Feeding the one year old
Many toddlers don't like new foods at first and often spit them out. This is all part of the learning process. Most children learn to like these same foods over time. It's important to give children a chance to try new foods. If they don't want to try the new food, that's OK. Wait a week or two and then serve the food again. A child often needs to taste a new food many times before he eats it.
Never force a child to try a new food. If you have a "one bite" rule in your house, remember to make it for tasting a new food, not eating it. Sometimes children will test a new food by putting it in their mouth and spitting it out. This is normal behavior for this age. This kind of taste-testing helps children learn to eat new foods.
Don't "reward" a child with a favorite food for trying a new food. Food "rewards" make children want the reward, not the new food. Snack time is a good time for trying new foods. Serve something the children like with something new. One of the best ways to get children to try new foods is to allow them to help make the food.
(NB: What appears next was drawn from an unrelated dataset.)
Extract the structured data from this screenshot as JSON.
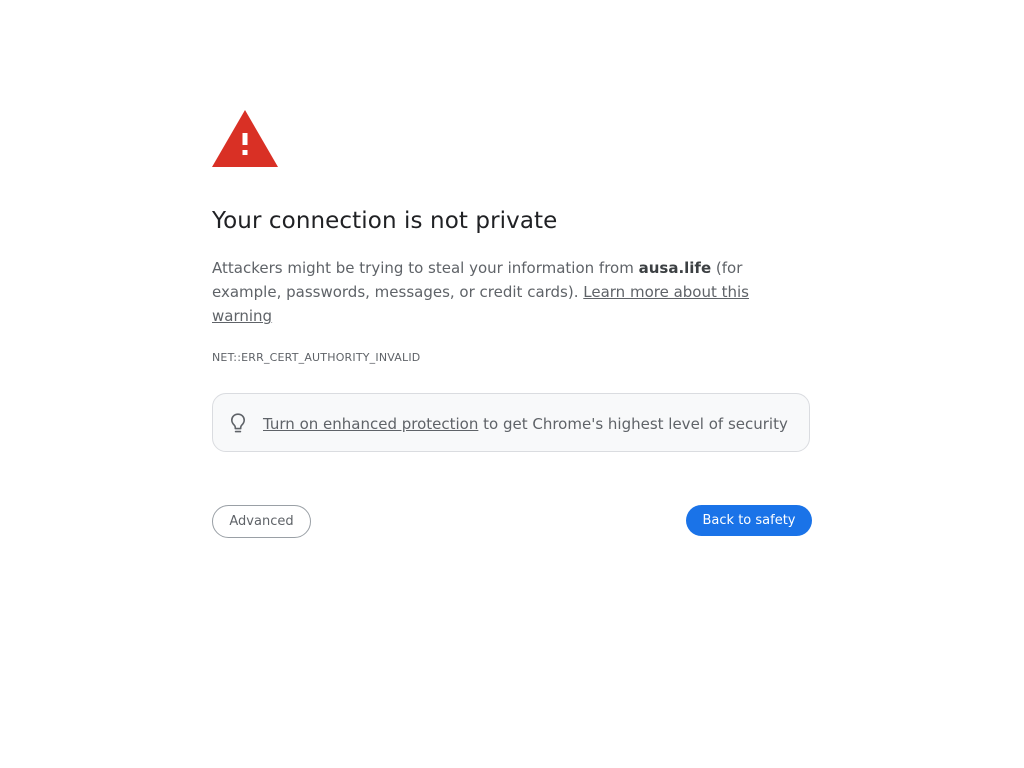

Children want to try foods that they help prepare.
Sometimes children won't eat because they aren't hungry or because they want to be in control. Children at this age also enjoy touching or playing with their food. This is a normal part of learning. Serve only small amounts of food to children so it isn't so messy.